YOUR ASSIGNMENT:
State only the number of lines below where the word "icon" is found.

(Data records for software interfaces)
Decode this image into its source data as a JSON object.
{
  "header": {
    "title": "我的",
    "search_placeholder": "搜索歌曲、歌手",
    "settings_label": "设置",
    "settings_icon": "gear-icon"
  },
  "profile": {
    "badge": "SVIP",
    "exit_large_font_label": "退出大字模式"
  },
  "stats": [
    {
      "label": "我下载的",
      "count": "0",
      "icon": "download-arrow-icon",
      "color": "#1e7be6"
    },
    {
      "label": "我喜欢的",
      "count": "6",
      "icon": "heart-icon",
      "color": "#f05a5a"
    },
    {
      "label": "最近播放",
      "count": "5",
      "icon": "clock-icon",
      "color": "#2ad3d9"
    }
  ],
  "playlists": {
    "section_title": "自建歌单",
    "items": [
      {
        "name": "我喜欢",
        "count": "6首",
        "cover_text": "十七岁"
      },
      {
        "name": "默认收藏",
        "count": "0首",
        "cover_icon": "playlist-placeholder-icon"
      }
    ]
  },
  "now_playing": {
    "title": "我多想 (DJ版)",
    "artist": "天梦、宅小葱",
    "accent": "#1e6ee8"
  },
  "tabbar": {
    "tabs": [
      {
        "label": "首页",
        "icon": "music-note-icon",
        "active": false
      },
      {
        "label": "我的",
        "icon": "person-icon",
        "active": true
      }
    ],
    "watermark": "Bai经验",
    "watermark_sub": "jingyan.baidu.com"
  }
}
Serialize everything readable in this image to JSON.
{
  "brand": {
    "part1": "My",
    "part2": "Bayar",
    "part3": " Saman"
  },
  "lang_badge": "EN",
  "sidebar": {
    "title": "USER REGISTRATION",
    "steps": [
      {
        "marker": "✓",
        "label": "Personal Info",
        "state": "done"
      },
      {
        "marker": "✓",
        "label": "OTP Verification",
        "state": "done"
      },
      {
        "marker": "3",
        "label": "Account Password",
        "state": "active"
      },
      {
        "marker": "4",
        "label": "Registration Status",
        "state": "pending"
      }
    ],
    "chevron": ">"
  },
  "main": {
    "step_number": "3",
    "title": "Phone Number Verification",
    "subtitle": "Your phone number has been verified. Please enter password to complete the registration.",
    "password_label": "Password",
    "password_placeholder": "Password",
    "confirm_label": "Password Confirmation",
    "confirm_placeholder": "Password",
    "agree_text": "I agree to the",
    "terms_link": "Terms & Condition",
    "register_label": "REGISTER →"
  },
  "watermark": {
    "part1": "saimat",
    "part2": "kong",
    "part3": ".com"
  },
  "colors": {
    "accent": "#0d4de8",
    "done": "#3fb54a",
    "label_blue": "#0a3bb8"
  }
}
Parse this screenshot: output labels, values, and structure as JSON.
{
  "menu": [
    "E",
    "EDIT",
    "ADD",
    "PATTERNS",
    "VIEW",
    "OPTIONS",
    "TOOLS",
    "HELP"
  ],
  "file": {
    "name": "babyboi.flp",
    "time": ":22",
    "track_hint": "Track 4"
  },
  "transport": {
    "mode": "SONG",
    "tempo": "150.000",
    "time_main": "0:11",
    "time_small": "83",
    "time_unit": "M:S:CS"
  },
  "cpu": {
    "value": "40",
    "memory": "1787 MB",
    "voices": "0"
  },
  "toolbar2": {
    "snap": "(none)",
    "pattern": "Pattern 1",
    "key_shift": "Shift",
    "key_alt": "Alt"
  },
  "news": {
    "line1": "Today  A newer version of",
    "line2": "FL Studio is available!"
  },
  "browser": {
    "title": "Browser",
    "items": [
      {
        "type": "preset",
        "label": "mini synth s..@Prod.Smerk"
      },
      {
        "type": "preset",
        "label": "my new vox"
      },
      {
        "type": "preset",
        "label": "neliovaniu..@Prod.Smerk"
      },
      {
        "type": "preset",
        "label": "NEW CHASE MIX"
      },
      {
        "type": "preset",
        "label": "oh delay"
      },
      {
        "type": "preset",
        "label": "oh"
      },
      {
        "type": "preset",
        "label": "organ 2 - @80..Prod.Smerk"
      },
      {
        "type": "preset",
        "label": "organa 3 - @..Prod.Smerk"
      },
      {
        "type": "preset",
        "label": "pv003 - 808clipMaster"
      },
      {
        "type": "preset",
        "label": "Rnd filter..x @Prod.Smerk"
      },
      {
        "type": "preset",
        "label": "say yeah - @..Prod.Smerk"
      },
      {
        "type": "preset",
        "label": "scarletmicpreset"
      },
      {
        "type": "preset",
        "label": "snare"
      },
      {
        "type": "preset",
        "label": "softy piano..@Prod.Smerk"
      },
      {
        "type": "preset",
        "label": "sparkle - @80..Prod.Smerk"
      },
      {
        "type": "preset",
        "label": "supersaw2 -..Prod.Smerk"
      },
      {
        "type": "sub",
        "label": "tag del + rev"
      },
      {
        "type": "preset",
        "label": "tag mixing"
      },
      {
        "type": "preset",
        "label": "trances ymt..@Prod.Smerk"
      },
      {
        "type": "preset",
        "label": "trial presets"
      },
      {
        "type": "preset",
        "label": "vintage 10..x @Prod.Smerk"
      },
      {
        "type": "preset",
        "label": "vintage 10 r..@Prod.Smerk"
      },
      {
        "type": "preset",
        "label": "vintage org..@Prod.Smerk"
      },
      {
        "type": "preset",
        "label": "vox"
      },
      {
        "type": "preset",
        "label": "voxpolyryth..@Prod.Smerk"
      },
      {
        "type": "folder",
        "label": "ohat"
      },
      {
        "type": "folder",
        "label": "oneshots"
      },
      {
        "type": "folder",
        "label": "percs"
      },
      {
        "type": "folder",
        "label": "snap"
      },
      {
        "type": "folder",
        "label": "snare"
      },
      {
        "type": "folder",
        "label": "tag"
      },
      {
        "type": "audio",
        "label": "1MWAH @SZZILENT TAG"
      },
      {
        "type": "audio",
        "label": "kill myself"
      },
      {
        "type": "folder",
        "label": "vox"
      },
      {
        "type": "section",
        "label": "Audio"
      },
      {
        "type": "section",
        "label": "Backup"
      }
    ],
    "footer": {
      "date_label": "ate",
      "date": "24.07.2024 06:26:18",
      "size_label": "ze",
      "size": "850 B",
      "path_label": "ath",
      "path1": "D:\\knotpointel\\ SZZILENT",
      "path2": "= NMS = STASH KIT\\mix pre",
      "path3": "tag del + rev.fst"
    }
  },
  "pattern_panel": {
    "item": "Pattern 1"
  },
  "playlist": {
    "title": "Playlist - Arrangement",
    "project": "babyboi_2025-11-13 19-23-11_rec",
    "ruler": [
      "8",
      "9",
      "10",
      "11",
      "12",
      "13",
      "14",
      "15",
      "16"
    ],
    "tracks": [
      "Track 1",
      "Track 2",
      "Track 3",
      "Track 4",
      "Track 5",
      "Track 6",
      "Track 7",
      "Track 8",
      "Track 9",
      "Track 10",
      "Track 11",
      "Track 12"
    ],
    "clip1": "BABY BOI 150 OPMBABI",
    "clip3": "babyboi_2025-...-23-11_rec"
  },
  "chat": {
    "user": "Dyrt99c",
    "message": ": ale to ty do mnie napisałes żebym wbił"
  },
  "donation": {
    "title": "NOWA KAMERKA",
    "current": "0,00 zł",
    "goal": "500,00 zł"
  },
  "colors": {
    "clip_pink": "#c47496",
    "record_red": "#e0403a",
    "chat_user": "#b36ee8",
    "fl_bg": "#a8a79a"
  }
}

TASK ANSWER:
7